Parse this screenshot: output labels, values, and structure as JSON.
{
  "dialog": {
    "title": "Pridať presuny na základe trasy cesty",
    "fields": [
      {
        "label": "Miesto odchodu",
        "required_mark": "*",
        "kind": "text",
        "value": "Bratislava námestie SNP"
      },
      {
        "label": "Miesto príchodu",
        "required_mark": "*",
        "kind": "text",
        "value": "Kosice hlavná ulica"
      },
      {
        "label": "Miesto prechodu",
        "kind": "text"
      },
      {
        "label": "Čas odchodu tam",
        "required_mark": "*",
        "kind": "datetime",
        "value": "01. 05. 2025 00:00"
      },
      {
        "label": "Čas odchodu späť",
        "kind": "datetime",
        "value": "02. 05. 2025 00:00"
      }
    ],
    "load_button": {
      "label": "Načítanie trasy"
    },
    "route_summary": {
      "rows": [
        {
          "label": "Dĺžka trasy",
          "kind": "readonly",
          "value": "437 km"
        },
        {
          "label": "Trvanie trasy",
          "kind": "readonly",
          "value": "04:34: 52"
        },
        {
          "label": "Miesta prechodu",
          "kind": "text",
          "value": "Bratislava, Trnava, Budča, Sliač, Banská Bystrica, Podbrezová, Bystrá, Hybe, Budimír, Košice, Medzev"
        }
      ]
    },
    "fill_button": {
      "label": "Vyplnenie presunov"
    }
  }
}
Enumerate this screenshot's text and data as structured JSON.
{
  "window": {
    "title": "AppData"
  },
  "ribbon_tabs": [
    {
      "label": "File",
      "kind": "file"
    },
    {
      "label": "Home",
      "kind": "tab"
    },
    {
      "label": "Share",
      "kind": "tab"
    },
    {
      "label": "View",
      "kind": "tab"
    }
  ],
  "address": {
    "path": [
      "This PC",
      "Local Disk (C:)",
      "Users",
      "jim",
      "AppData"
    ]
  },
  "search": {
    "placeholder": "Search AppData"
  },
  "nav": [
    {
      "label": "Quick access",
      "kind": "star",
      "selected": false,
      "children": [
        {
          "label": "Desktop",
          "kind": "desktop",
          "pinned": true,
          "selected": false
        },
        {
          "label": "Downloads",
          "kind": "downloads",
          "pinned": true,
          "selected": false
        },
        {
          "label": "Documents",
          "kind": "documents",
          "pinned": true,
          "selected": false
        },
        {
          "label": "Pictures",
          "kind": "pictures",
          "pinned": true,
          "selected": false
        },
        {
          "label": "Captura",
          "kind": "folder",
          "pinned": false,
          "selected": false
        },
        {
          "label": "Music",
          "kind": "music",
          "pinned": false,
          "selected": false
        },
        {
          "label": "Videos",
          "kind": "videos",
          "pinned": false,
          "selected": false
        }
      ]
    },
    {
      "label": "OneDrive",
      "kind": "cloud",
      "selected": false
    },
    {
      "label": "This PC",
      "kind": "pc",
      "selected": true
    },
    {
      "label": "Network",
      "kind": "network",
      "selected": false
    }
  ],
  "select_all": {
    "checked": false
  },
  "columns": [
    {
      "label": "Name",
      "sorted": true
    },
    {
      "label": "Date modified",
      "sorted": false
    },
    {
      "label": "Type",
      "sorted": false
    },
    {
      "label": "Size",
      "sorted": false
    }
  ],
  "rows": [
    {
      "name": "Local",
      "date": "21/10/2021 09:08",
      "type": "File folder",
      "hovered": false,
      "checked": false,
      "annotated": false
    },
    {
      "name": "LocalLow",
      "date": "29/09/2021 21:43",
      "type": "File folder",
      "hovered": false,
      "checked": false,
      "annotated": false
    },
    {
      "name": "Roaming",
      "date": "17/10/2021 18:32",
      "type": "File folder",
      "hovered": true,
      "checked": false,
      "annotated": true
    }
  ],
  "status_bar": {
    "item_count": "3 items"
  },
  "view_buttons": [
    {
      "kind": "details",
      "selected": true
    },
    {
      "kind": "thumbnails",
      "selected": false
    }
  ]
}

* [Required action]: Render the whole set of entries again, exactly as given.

* [Answer to this task]:
Parse this screenshot: output labels, values, and structure as JSON.
{
  "dialog": {
    "title": "Pridať presuny na základe trasy cesty",
    "fields": [
      {
        "label": "Miesto odchodu",
        "required_mark": "*",
        "kind": "text",
        "value": "Bratislava námestie SNP"
      },
      {
        "label": "Miesto príchodu",
        "required_mark": "*",
        "kind": "text",
        "value": "Kosice hlavná ulica"
      },
      {
        "label": "Miesto prechodu",
        "kind": "text"
      },
      {
        "label": "Čas odchodu tam",
        "required_mark": "*",
        "kind": "datetime",
        "value": "01. 05. 2025 00:00"
      },
      {
        "label": "Čas odchodu späť",
        "kind": "datetime",
        "value": "02. 05. 2025 00:00"
      }
    ],
    "load_button": {
      "label": "Načítanie trasy"
    },
    "route_summary": {
      "rows": [
        {
          "label": "Dĺžka trasy",
          "kind": "readonly",
          "value": "437 km"
        },
        {
          "label": "Trvanie trasy",
          "kind": "readonly",
          "value": "04:34: 52"
        },
        {
          "label": "Miesta prechodu",
          "kind": "text",
          "value": "Bratislava, Trnava, Budča, Sliač, Banská Bystrica, Podbrezová, Bystrá, Hybe, Budimír, Košice, Medzev"
        }
      ]
    },
    "fill_button": {
      "label": "Vyplnenie presunov"
    }
  }
}
Enumerate this screenshot's text and data as structured JSON.
{
  "window": {
    "title": "AppData"
  },
  "ribbon_tabs": [
    {
      "label": "File",
      "kind": "file"
    },
    {
      "label": "Home",
      "kind": "tab"
    },
    {
      "label": "Share",
      "kind": "tab"
    },
    {
      "label": "View",
      "kind": "tab"
    }
  ],
  "address": {
    "path": [
      "This PC",
      "Local Disk (C:)",
      "Users",
      "jim",
      "AppData"
    ]
  },
  "search": {
    "placeholder": "Search AppData"
  },
  "nav": [
    {
      "label": "Quick access",
      "kind": "star",
      "selected": false,
      "children": [
        {
          "label": "Desktop",
          "kind": "desktop",
          "pinned": true,
          "selected": false
        },
        {
          "label": "Downloads",
          "kind": "downloads",
          "pinned": true,
          "selected": false
        },
        {
          "label": "Documents",
          "kind": "documents",
          "pinned": true,
          "selected": false
        },
        {
          "label": "Pictures",
          "kind": "pictures",
          "pinned": true,
          "selected": false
        },
        {
          "label": "Captura",
          "kind": "folder",
          "pinned": false,
          "selected": false
        },
        {
          "label": "Music",
          "kind": "music",
          "pinned": false,
          "selected": false
        },
        {
          "label": "Videos",
          "kind": "videos",
          "pinned": false,
          "selected": false
        }
      ]
    },
    {
      "label": "OneDrive",
      "kind": "cloud",
      "selected": false
    },
    {
      "label": "This PC",
      "kind": "pc",
      "selected": true
    },
    {
      "label": "Network",
      "kind": "network",
      "selected": false
    }
  ],
  "select_all": {
    "checked": false
  },
  "columns": [
    {
      "label": "Name",
      "sorted": true
    },
    {
      "label": "Date modified",
      "sorted": false
    },
    {
      "label": "Type",
      "sorted": false
    },
    {
      "label": "Size",
      "sorted": false
    }
  ],
  "rows": [
    {
      "name": "Local",
      "date": "21/10/2021 09:08",
      "type": "File folder",
      "hovered": false,
      "checked": false,
      "annotated": false
    },
    {
      "name": "LocalLow",
      "date": "29/09/2021 21:43",
      "type": "File folder",
      "hovered": false,
      "checked": false,
      "annotated": false
    },
    {
      "name": "Roaming",
      "date": "17/10/2021 18:32",
      "type": "File folder",
      "hovered": true,
      "checked": false,
      "annotated": true
    }
  ],
  "status_bar": {
    "item_count": "3 items"
  },
  "view_buttons": [
    {
      "kind": "details",
      "selected": true
    },
    {
      "kind": "thumbnails",
      "selected": false
    }
  ]
}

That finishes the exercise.